▶ **AIM OF THE EXERCISE**: Extract each line from the entries below that has the string "JSON" in it.
LISTED ENTRIES Block Start
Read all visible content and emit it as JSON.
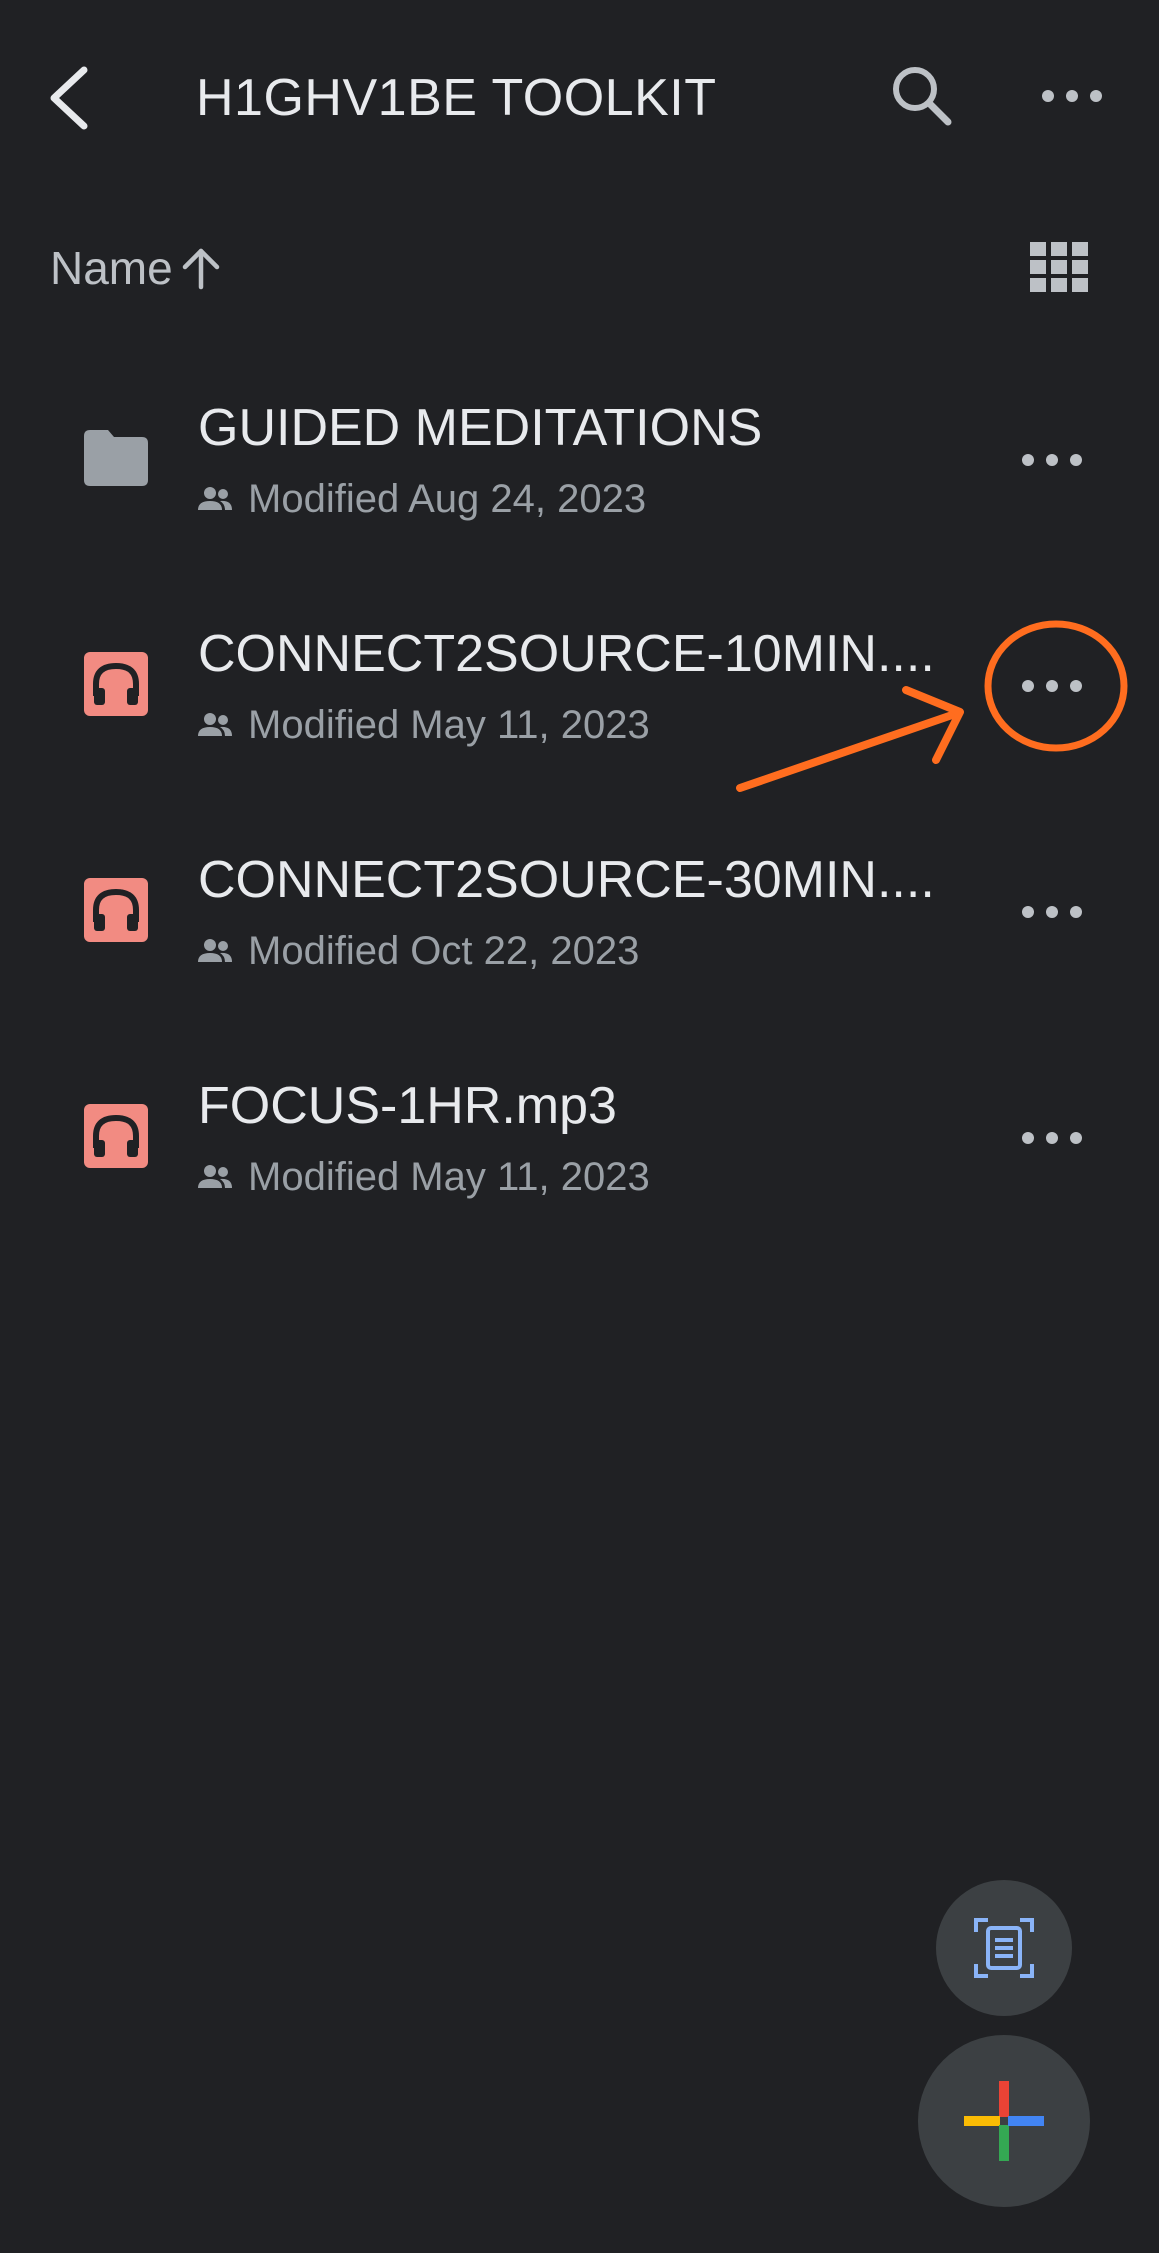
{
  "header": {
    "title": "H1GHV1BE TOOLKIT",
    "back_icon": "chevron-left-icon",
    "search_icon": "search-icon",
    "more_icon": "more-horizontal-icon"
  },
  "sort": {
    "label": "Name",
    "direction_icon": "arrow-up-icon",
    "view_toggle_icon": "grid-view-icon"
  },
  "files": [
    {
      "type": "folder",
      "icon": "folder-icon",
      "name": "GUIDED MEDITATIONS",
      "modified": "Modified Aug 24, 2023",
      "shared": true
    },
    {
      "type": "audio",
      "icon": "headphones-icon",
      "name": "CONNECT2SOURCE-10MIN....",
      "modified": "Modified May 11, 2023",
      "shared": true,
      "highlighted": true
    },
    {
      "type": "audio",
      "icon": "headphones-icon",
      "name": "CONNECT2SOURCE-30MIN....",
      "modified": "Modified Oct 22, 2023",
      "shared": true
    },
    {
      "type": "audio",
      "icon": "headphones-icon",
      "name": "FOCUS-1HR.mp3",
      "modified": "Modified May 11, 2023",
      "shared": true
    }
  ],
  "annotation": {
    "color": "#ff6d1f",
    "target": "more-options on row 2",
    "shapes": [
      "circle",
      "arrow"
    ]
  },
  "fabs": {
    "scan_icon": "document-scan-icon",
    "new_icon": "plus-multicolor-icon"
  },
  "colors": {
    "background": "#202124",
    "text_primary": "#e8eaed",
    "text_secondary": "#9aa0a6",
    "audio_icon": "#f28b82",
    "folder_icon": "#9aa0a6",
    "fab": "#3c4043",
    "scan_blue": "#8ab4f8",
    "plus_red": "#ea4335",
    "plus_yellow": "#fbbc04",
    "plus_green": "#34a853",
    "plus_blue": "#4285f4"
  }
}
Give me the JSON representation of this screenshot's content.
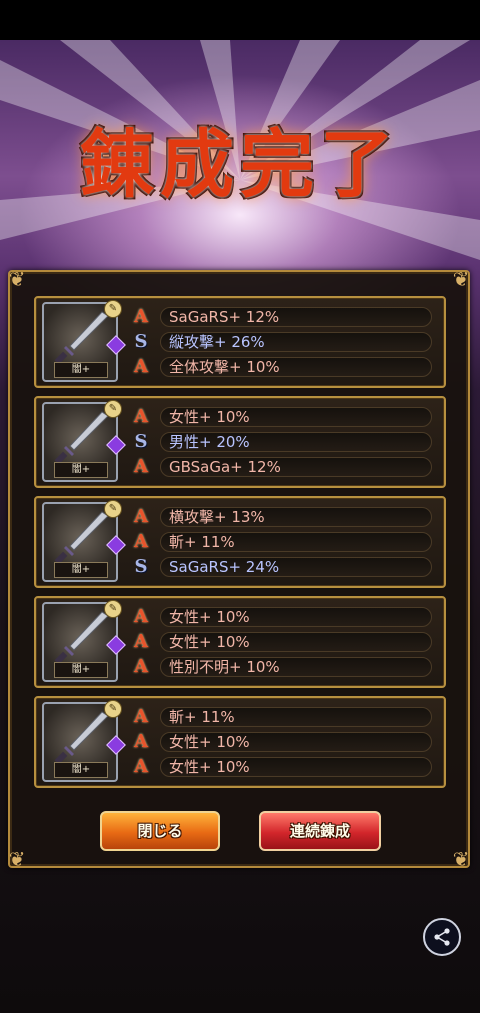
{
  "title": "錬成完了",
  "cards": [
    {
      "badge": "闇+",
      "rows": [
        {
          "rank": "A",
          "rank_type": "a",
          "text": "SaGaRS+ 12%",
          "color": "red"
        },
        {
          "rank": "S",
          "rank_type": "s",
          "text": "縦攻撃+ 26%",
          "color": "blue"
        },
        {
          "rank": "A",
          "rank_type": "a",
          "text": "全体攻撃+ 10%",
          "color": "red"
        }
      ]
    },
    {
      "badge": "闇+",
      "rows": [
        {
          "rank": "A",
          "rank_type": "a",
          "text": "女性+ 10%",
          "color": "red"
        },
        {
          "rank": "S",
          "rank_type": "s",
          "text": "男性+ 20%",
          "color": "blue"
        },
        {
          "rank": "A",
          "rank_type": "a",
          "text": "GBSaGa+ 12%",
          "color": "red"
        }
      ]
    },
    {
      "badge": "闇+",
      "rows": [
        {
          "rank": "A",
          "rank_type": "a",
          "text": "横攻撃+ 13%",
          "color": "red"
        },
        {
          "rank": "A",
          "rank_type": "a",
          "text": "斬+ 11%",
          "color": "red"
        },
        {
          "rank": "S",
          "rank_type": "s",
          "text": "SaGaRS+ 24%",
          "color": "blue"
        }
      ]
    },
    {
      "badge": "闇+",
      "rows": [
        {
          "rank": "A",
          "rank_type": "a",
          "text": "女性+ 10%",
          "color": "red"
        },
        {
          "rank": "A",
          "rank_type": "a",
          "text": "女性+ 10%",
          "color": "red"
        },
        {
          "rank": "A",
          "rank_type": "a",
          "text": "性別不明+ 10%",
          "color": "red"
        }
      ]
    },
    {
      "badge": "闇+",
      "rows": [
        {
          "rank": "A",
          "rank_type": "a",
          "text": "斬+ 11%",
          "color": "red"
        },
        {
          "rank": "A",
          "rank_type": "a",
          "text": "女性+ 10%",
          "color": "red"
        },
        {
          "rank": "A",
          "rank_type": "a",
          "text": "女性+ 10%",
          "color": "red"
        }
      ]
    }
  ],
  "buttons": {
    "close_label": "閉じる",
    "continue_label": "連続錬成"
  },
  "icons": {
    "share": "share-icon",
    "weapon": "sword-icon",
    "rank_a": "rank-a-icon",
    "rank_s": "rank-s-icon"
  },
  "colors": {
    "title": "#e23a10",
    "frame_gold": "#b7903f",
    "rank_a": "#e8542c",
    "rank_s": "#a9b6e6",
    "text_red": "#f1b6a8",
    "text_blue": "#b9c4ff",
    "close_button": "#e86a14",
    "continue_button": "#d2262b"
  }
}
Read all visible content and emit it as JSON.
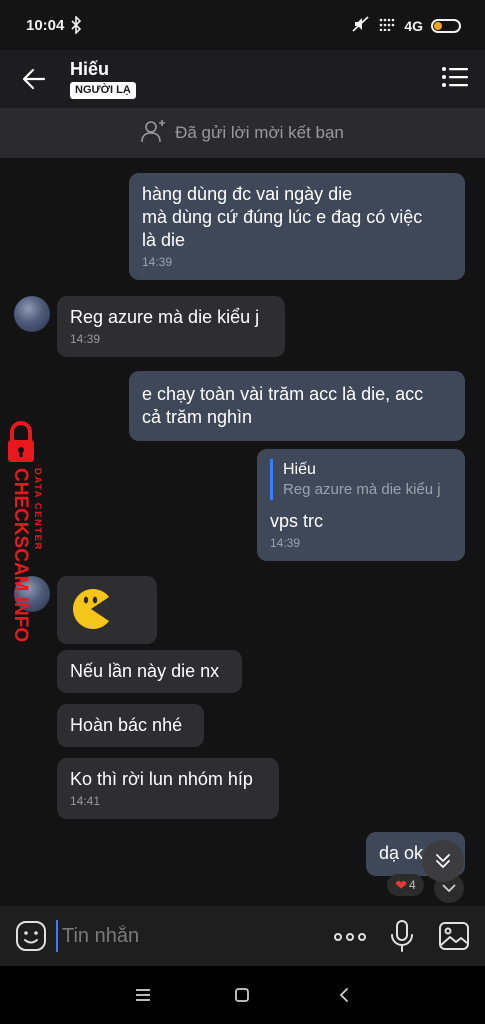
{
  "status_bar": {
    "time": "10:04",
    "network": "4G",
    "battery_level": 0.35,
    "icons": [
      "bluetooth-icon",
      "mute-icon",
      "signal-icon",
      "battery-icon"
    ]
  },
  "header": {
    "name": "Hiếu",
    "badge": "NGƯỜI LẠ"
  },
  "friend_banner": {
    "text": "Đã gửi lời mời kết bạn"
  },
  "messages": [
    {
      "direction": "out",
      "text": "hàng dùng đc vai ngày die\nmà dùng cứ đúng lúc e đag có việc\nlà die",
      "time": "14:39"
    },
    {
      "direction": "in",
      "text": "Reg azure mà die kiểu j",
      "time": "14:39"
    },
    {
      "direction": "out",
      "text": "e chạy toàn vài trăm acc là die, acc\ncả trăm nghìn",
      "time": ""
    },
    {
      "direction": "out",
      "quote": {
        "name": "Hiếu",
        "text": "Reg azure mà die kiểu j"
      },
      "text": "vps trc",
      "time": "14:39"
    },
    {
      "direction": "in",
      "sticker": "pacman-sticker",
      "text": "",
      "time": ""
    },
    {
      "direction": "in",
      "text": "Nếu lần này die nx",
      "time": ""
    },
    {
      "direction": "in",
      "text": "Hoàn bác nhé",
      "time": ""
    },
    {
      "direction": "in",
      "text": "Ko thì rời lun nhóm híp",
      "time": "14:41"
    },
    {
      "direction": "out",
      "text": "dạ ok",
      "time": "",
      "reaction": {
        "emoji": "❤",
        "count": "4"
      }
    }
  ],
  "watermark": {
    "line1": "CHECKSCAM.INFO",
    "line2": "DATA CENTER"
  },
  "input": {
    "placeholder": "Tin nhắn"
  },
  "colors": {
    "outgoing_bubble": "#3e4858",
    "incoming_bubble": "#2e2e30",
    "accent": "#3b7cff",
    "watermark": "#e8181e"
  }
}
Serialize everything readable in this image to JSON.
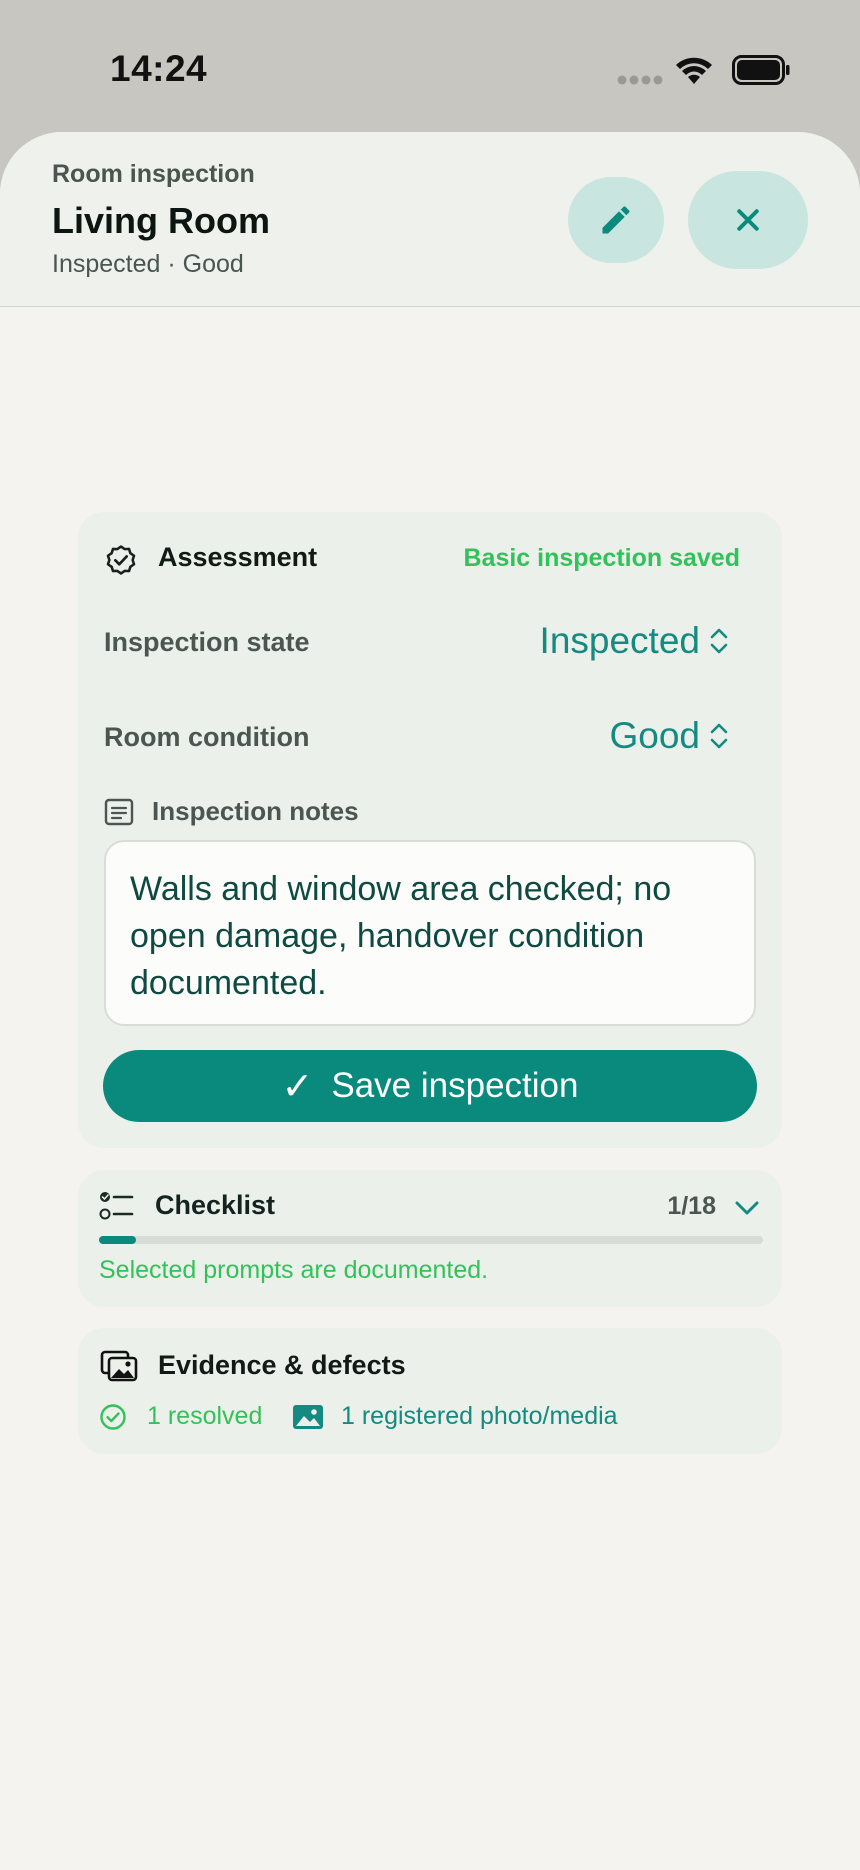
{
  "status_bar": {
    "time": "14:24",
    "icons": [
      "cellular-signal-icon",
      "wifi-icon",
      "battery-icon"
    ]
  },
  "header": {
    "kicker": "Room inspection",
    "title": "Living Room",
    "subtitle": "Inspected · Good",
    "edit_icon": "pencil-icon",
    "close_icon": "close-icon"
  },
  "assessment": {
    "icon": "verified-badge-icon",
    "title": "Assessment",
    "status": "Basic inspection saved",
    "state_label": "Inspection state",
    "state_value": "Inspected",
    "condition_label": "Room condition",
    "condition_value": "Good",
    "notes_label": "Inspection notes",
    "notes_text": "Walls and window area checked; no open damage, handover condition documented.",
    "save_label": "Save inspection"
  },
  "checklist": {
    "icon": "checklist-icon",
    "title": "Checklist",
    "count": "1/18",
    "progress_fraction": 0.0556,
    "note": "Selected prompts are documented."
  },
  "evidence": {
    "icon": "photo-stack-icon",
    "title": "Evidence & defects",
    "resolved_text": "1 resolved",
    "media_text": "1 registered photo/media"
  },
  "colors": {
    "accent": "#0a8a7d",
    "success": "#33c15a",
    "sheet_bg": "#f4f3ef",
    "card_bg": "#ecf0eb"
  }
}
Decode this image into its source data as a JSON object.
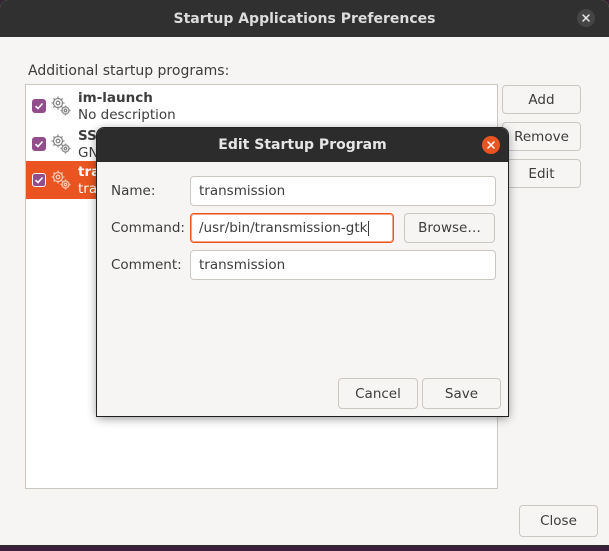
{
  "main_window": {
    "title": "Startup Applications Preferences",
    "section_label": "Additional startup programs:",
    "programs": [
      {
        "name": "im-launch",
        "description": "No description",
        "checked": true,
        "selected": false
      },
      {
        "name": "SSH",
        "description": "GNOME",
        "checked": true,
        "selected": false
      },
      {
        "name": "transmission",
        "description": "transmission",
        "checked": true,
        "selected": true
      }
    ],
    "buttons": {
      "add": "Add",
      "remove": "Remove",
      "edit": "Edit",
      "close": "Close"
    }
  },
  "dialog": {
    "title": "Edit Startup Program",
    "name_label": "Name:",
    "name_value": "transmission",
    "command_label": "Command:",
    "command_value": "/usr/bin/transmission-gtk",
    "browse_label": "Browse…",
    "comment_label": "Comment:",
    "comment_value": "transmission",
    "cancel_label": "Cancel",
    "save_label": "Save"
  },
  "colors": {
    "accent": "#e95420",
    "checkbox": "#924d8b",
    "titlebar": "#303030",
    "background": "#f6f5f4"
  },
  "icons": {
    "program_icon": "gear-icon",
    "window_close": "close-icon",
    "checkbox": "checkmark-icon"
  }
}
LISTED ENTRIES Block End
▶ **WRITTEN RESPONSE**:
Read all visible content and emit it as JSON.
Give me the JSON representation of this screenshot's content.
Read all visible content and emit it as JSON.
Serialize everything readable in this image to JSON.
Decode this image into its source data as a JSON object.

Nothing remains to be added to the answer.